|Other than the Ivy Geraniums all these annuals have North American heritage: |
Lantana camera, Melanopodium divaricatum, Zinnia 'Profusion' series, Salvia farinacea.
|This Beach Sunflower grew to about 4 ft in a pot.|
|These Sulfur Cosmos are competing|
for space with some culinary mint.
|After blooming the flowers of this Sneezeweed turn white |
and disappear into the foliage. These did reseed
into the pot the following year.
The native ranges of these next two plants actually include the Mid-Atlantic region.
|Adlumia blooms from late June to frost. The shiny black seeds |
are easily collected by shaking the dried flowers on the vine.
Miami Mist, Phacelia purshii, is a winter annual that is native to Mid-Atlantic states and lower Mid-West. It has small, fringed lavender-colored flowers that bloom in spring. As a winter annual, it needs to get its start in the fall, as temperatures cool and moisture increases.

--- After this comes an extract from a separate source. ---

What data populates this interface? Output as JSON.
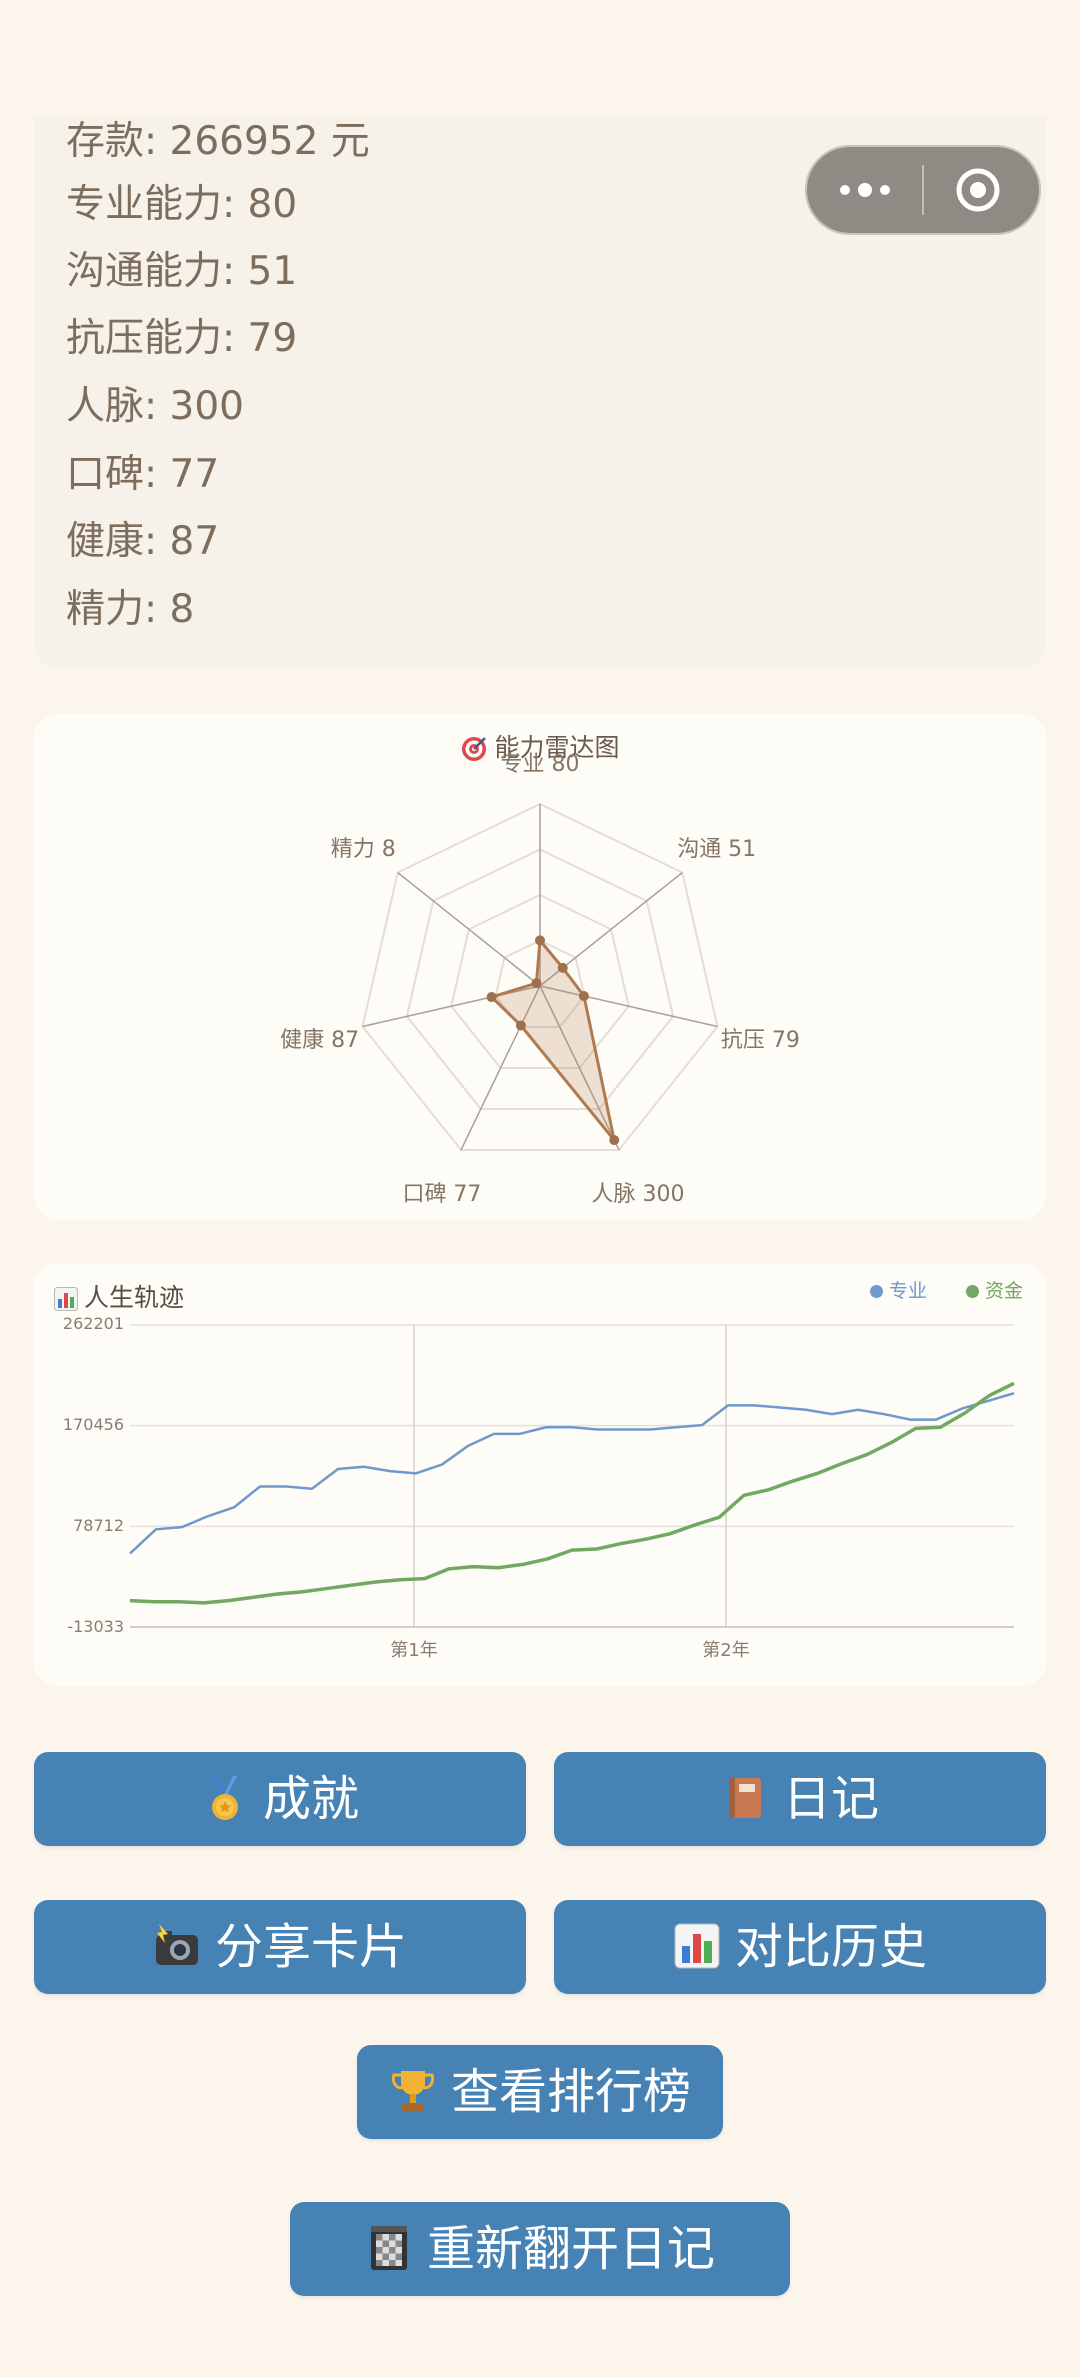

From what I have read, the seed should be exposed to warm summer temperatures to break the seed dormancy. So I will direct sow some of these in June and also put some outside in small pots where I can keep an eye on them. They overwinter as a rosette of leaves, then put forth a flowering stalk the following spring.
North American Annuals Not Hardy in Maryland
|These Bluebonnets were growing at the Lady Bird Johnson Wildflower Center in Austin, Texas. |
I doubt I will have such good results in Maryland, but I'll try.
Spanish Flag, Ipomoea lobata, is an annual vine from Mexico that grows to 5-10 feet. I found no records that show it to be self-sustaining in the contiguous US. It produces racemes of tubular flowers in mid-to-late summer that change from red to orange and then white as they mature. These flowers are favored by hummingbirds. I've seen this vine used to quickly cover a chain-link fence. When starting from seed, scarification and presoaking in warm water is recommended.
|Texas Sage blooms from late July to frost.|
As I recall, bumble bees would get nectar by landing on the top of the flower and sticking their tongues into the calyx tube at the base of the flower. It will be interesting to see how our hummingbirds approach this flower.